─── INFORMATION

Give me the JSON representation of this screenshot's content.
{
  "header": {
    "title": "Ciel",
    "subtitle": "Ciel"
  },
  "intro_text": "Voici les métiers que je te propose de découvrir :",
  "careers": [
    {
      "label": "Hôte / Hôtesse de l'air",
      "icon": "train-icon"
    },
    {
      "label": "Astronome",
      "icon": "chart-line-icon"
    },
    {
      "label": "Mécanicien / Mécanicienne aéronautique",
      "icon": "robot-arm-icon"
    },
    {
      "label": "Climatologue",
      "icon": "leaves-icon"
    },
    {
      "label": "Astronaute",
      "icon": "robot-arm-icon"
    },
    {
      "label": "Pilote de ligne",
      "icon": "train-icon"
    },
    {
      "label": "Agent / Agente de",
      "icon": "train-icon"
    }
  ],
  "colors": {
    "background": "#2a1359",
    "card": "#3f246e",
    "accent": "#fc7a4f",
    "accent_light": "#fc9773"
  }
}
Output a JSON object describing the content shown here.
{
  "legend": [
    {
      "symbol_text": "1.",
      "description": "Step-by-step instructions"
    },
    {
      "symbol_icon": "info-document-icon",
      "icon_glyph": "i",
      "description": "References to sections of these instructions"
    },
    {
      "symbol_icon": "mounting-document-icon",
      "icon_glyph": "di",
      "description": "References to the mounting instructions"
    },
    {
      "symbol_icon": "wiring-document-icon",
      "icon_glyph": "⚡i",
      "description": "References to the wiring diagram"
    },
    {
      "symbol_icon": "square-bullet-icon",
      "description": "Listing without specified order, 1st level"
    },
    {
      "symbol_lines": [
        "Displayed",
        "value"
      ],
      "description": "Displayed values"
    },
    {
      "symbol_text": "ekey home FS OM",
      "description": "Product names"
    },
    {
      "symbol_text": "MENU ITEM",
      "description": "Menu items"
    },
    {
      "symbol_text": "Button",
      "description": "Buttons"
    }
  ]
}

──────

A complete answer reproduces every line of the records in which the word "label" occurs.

§ OUTPUT OF THE EXERCISE
      "label": "Hôte / Hôtesse de l'air",
      "label": "Astronome",
      "label": "Mécanicien / Mécanicienne aéronautique",
      "label": "Climatologue",
      "label": "Astronaute",
      "label": "Pilote de ligne",
      "label": "Agent / Agente de",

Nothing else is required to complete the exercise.